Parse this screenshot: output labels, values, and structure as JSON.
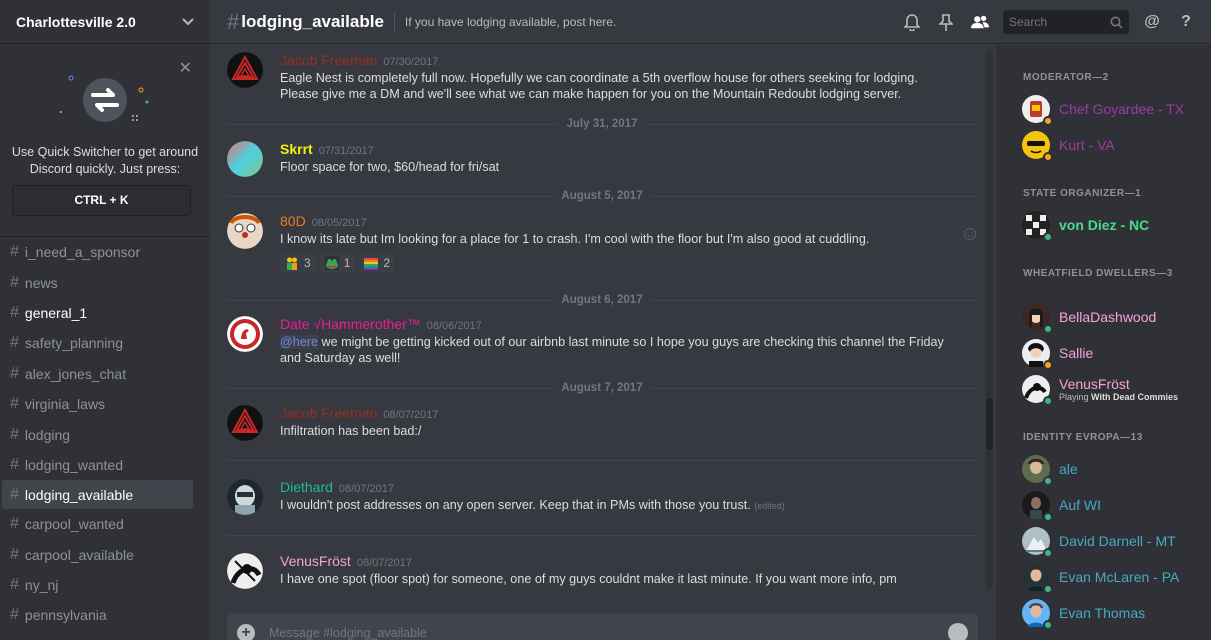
{
  "server": {
    "name": "Charlottesville 2.0"
  },
  "quick_switcher": {
    "text": "Use Quick Switcher to get around Discord quickly. Just press:",
    "shortcut": "CTRL + K"
  },
  "channels": [
    {
      "name": "i_need_a_sponsor",
      "state": "normal"
    },
    {
      "name": "news",
      "state": "normal"
    },
    {
      "name": "general_1",
      "state": "unread"
    },
    {
      "name": "safety_planning",
      "state": "normal"
    },
    {
      "name": "alex_jones_chat",
      "state": "normal"
    },
    {
      "name": "virginia_laws",
      "state": "normal"
    },
    {
      "name": "lodging",
      "state": "normal"
    },
    {
      "name": "lodging_wanted",
      "state": "normal"
    },
    {
      "name": "lodging_available",
      "state": "active"
    },
    {
      "name": "carpool_wanted",
      "state": "normal"
    },
    {
      "name": "carpool_available",
      "state": "normal"
    },
    {
      "name": "ny_nj",
      "state": "normal"
    },
    {
      "name": "pennsylvania",
      "state": "normal"
    }
  ],
  "header": {
    "channel": "lodging_available",
    "topic": "If you have lodging available, post here.",
    "search_placeholder": "Search"
  },
  "messages": [
    {
      "author": "Jacob Freeman",
      "color": "#992d22",
      "ts": "07/30/2017",
      "lines": [
        "Eagle Nest is completely full now. Hopefully we can coordinate a 5th overflow house for others seeking for lodging.",
        "Please give me a DM and we'll see what we can make happen for you on the Mountain Redoubt lodging server."
      ]
    },
    {
      "date": "July 31, 2017"
    },
    {
      "author": "Skrrt",
      "color": "#f1f10f",
      "ts": "07/31/2017",
      "lines": [
        "Floor space for two, $60/head for fri/sat"
      ]
    },
    {
      "date": "August 5, 2017"
    },
    {
      "author": "80D",
      "color": "#e67e22",
      "ts": "08/05/2017",
      "lines": [
        "I know its late but Im looking for a place for 1 to crash. I'm cool with the floor but I'm also good at cuddling."
      ],
      "reactions": [
        "3",
        "1",
        "2"
      ]
    },
    {
      "date": "August 6, 2017"
    },
    {
      "author": "Date √Hammerother™",
      "color": "#e91e9c",
      "ts": "08/06/2017",
      "mention": "@here",
      "lines": [
        " we might be getting kicked out of our airbnb last minute so I hope you guys are checking this channel the Friday",
        "and Saturday as well!"
      ]
    },
    {
      "date": "August 7, 2017"
    },
    {
      "author": "Jacob Freeman",
      "color": "#992d22",
      "ts": "08/07/2017",
      "lines": [
        "Infiltration has been bad:/"
      ]
    },
    {
      "author": "Diethard",
      "color": "#1abc9c",
      "ts": "08/07/2017",
      "lines": [
        "I wouldn't post addresses on any open server. Keep that in PMs with those you trust."
      ],
      "edited": "(edited)"
    },
    {
      "author": "VenusFröst",
      "color": "#f5a3d8",
      "ts": "08/07/2017",
      "lines": [
        "I have one spot (floor spot) for someone, one of my guys couldnt make it last minute.  If you want more info, pm"
      ]
    }
  ],
  "composer": {
    "placeholder": "Message #lodging_available"
  },
  "member_groups": [
    {
      "title": "MODERATOR—2",
      "members": [
        {
          "name": "Chef Goyardee - TX",
          "color": "#9b3ca3",
          "status": "#faa61a"
        },
        {
          "name": "Kurt - VA",
          "color": "#9b3ca3",
          "status": "#faa61a"
        }
      ]
    },
    {
      "title": "STATE ORGANIZER—1",
      "members": [
        {
          "name": "von Diez - NC",
          "color": "#4bdc8a",
          "status": "#43b581"
        }
      ]
    },
    {
      "title": "WHEATFIELD DWELLERS—3",
      "members": [
        {
          "name": "BellaDashwood",
          "color": "#f5a3d8",
          "status": "#43b581"
        },
        {
          "name": "Sallie",
          "color": "#f5a3d8",
          "status": "#faa61a"
        },
        {
          "name": "VenusFröst",
          "color": "#f5a3d8",
          "status": "#43b581",
          "game": "Playing",
          "game_name": "With Dead Commies"
        }
      ]
    },
    {
      "title": "IDENTITY EVROPA—13",
      "members": [
        {
          "name": "ale",
          "color": "#4aa8c4",
          "status": "#43b581"
        },
        {
          "name": "Auf WI",
          "color": "#4aa8c4",
          "status": "#43b581"
        },
        {
          "name": "David Darnell - MT",
          "color": "#4aa8c4",
          "status": "#43b581"
        },
        {
          "name": "Evan McLaren - PA",
          "color": "#4aa8c4",
          "status": "#43b581"
        },
        {
          "name": "Evan Thomas",
          "color": "#4aa8c4",
          "status": "#43b581"
        }
      ]
    }
  ]
}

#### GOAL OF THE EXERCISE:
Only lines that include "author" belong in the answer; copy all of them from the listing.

#### SOLUTION BELOW:
      "author": "Jacob Freeman",
      "author": "Skrrt",
      "author": "80D",
      "author": "Date √Hammerother™",
      "author": "Jacob Freeman",
      "author": "Diethard",
      "author": "VenusFröst",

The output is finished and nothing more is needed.